One day of openness
That didn't take long. Republican leaders said in their acceptance speeches and comments to reporters on Wednesday's opening day of the General Assembly that this legislative session would be more open and transparent than past sessions and that the Democrats would have a chance to fully participate in that process.
The next day they broke that promise, ramming legislation through the Judiciary Committee Thursday that would challenge the individual mandate in the national health care law and force Attorney General Roy Copper to join the states suing to stop its implementation.
Judiciary Chair Leo Daughtry denied Democrats' requests for a public hearing and refused to allow anyone outside the committee to speak. No one from the Attorney General's office was consulted or allowed to speak either.
After an hour and half of debate, the committee, whose membership was announced publicly 45 minutes before the meeting, passed the bill on a party line vote.
Putting aside the ridiculous claims made in the ill-advised legislation, the episode sets a troubling tone for the rest of the session. The only thing worse than the way the Republicans rushed the bill through the committee was the series of absurd defenses they offered for the way the legislation was handled.
Rep. Tim Moore said the same bill was introduced last session, which is not true. A resolution asking to allow the bill to be introduced was offered, but not the substance of the bill. And even if the bill had been introduced last year, does that mean it doesn't deserve full debate now?
Rep. John Blust said that no Democrats had protested the way that Congress handled the health care reform bill. Hard to understand the relevance there, but it seems to mean Democrats in the General Assembly should be treated poorly because of how Blust believes Democrats in Congress behaved last year.
House Majority Leader Paul Stam, the principal sponsor of the bill, said he sent out copies of it to thousands of people in the last year and sent committee members a copy on Monday. That apparently means there's no reason to hear from anyone else about it, including the Attorney General who is the focus of the legislation.
Stam offered two more excuses after the meeting. He said the election showed people supported fighting the individual mandate and that a forthcoming poll showed a majority of people in the state supported the specifics in the bill, presumably a poll from the right-wing Pope Civitas Institute, not exactly the most objective place to look to gauge public opinion.
Polls now a substitute for the legislative process. Why even waste time with committee meetings?
Stam compares Democrats to pigs
Stam walked up to House Minority Leader Joe Hackney after the Judiciary Committee meeting to shake hands, saying "good debate."
A few hours later, a gloating Stam told folks at a school privatization meeting sponsored by Civitas and Americans for the Prosperous about the committee debate and ridiculed the objections by Hackney and other Democrats, saying "you should have heard the squeals about how fast we were going. But a stuck pig squeals."
From pledges of openness and cooperation to comparing Democrats to stuck pigs. That's a long way to travel in just one day.
The GOP's real education agenda

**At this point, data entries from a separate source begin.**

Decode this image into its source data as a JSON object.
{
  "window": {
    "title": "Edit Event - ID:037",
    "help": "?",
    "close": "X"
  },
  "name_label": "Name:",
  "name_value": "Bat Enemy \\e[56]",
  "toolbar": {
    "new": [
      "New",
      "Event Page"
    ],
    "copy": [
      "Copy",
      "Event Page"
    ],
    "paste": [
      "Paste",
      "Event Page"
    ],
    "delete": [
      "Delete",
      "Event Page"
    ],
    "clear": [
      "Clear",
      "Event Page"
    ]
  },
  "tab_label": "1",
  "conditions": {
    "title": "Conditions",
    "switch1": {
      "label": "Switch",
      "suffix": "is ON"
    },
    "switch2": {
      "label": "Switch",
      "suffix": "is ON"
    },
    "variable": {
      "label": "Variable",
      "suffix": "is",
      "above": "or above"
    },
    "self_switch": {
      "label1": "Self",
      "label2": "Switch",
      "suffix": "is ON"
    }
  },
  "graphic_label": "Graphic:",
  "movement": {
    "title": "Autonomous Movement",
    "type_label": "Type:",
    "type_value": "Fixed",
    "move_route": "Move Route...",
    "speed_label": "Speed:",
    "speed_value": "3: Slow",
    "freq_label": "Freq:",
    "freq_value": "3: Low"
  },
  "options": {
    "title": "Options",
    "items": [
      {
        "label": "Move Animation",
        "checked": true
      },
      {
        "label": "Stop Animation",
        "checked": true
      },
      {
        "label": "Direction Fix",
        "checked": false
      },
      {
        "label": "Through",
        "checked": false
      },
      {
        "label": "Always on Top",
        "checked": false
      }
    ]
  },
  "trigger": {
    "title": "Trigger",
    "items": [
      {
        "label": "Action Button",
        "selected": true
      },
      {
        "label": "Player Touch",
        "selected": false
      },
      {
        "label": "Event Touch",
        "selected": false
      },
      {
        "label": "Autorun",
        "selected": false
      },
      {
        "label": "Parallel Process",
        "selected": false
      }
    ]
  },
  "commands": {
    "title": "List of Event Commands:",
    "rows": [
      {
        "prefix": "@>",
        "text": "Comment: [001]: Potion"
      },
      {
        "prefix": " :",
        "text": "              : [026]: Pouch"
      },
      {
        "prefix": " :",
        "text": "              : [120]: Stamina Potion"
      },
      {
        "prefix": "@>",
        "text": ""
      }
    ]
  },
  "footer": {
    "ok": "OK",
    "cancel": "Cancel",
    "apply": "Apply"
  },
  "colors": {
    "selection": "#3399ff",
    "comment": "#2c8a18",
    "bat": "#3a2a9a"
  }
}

Stam just didn't ridicule Democrats at the Thursday night meeting. He also talked about his education priorities for the session and not just the legislation already filed that would lift the cap on the number of charter schools in the state.

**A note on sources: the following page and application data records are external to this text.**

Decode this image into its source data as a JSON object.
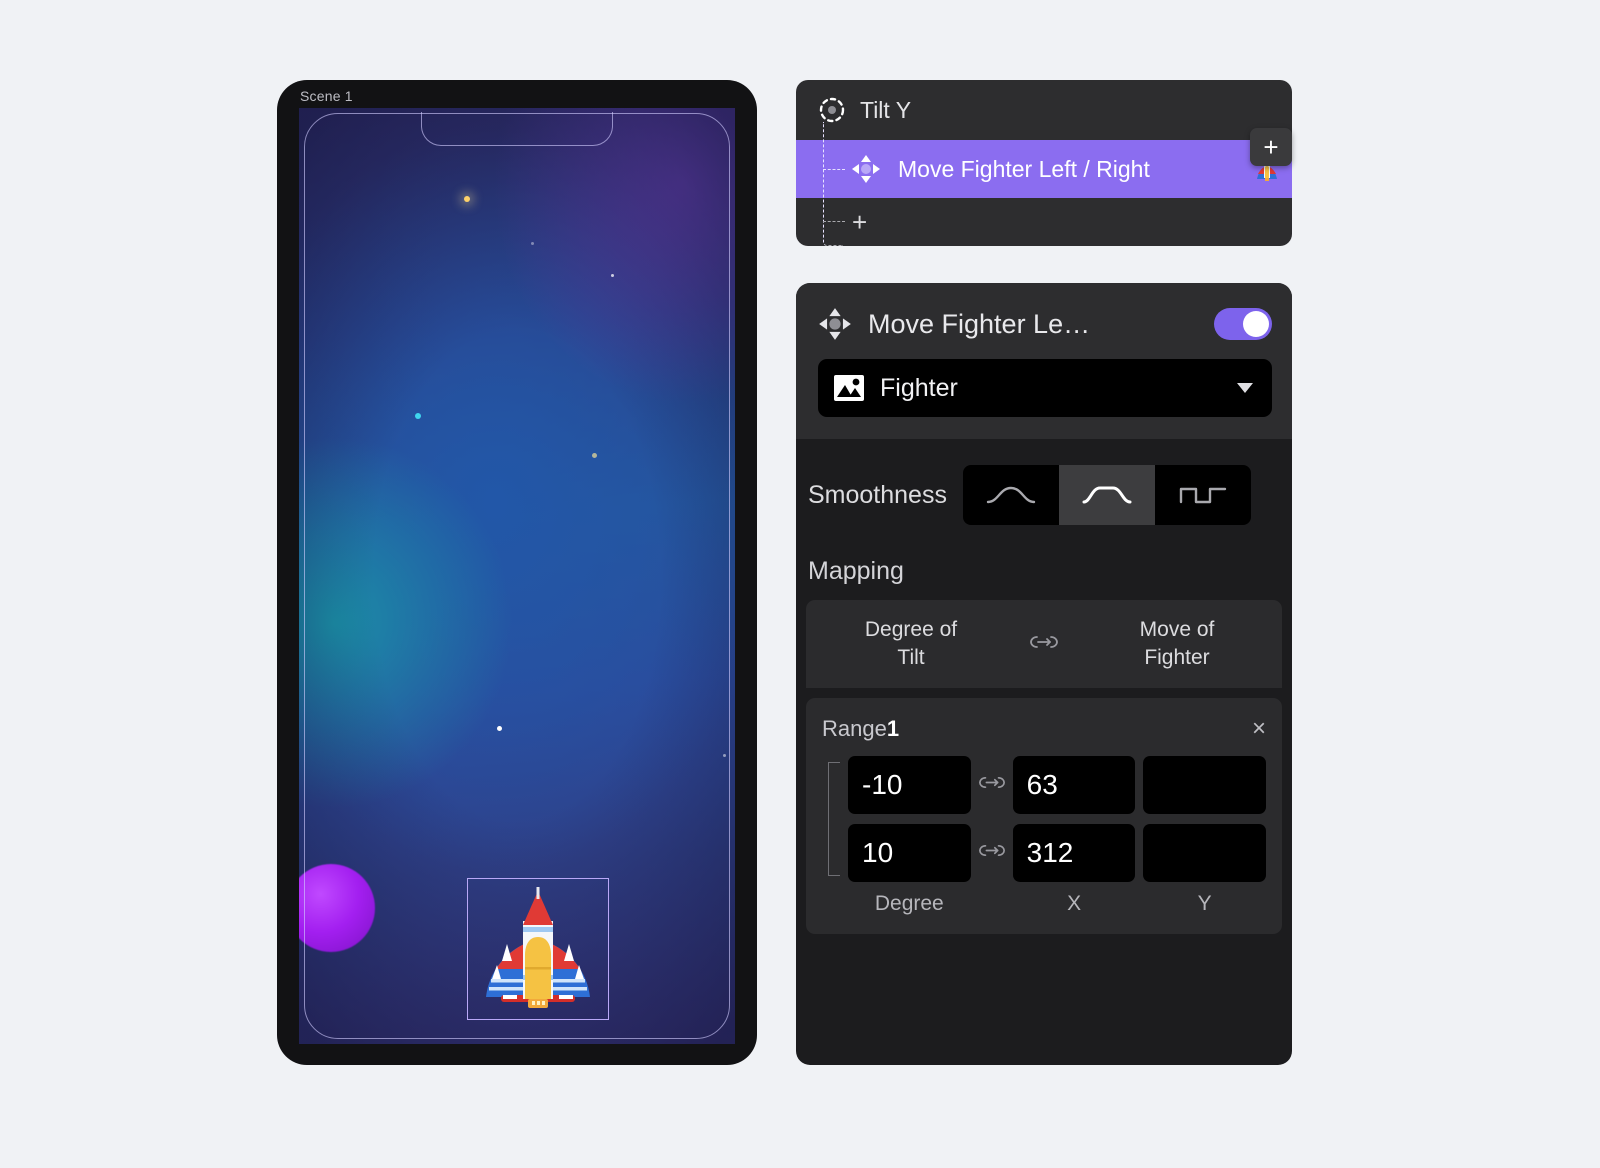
{
  "preview": {
    "scene_label": "Scene 1",
    "sprite_name": "Fighter",
    "sprite_icon": "rocket-sprite"
  },
  "tree_panel": {
    "sensor_icon": "tilt-sensor-icon",
    "title": "Tilt Y",
    "node": {
      "move_icon": "move-arrows-icon",
      "label": "Move Fighter Left / Right",
      "thumb_icon": "rocket-thumbnail",
      "selected": true
    },
    "add_label": "+",
    "float_add_label": "+"
  },
  "detail_panel": {
    "header": {
      "move_icon": "move-arrows-icon",
      "title": "Move Fighter Le…",
      "toggle_on": true
    },
    "target_select": {
      "image_icon": "image-icon",
      "value": "Fighter",
      "caret_icon": "chevron-down-icon"
    },
    "smoothness": {
      "label": "Smoothness",
      "options": [
        {
          "name": "smooth-curve",
          "selected": false
        },
        {
          "name": "medium-curve",
          "selected": true
        },
        {
          "name": "step-curve",
          "selected": false
        }
      ]
    },
    "mapping": {
      "label": "Mapping",
      "source_label": "Degree of\nTilt",
      "source_line1": "Degree of",
      "source_line2": "Tilt",
      "link_icon": "link-arrow-icon",
      "target_line1": "Move of",
      "target_line2": "Fighter"
    },
    "range": {
      "title_text": "Range",
      "title_index": "1",
      "close_icon": "×",
      "link_icon": "link-arrow-icon",
      "rows": [
        {
          "degree": "-10",
          "x": "63",
          "y": ""
        },
        {
          "degree": "10",
          "x": "312",
          "y": ""
        }
      ],
      "col_labels": {
        "degree": "Degree",
        "x": "X",
        "y": "Y"
      }
    }
  },
  "colors": {
    "accent": "#8b6df0",
    "toggle_on": "#7d63ec",
    "panel_bg": "#2d2d2f",
    "detail_bg": "#1c1c1e",
    "field_bg": "#000000",
    "page_bg": "#f0f2f5",
    "planet": "#a31ff0",
    "selection_outline": "#b9a8f7"
  }
}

Stam outlined the principles behind that bill, but said he doesn't want to stop there. "I do have somewhat of a dream, that we discard all of those principles and just made all of the traditional public schools charter schools."
And Stam has even bigger dreams than that. He told the audience that he was rounding up sponsors now for a bill that would provide a $2,500 tax credit for parents who home school their children or send them to a private school.

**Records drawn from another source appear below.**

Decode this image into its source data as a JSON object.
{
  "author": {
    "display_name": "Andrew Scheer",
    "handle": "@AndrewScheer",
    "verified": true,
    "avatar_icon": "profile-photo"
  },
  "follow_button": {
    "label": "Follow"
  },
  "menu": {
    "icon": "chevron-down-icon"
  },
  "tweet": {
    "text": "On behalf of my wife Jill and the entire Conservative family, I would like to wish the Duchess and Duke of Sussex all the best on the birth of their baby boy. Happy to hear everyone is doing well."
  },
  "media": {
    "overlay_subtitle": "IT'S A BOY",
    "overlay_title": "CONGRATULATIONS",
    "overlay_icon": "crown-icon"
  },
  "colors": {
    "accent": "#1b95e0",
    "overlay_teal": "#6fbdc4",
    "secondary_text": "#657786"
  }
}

The dismantling of public education is underway.
What happened to jobs, jobs, jobs?
House Speaker Thom Tills was fond of saying during the campaign that the Republicans' priority this session would be jobs, jobs, and jobs. He even wore a wristband with those words on it.
Judging by the first bills introduced by the new Republican leadership, the most pressing issues facing North Carolina are not jobs at all or even addressing the state's $3.7 billion budget shortfall.
They seem to be more interested in trying to stop people from having access to health insurance, kicking the few undocumented students who can afford out of state tuition out of state universities and community colleges, and allowing more charter schools.
Sounds it's like time for a new slogan and a new wristband, maybe one saying "no health care, no education, no public input."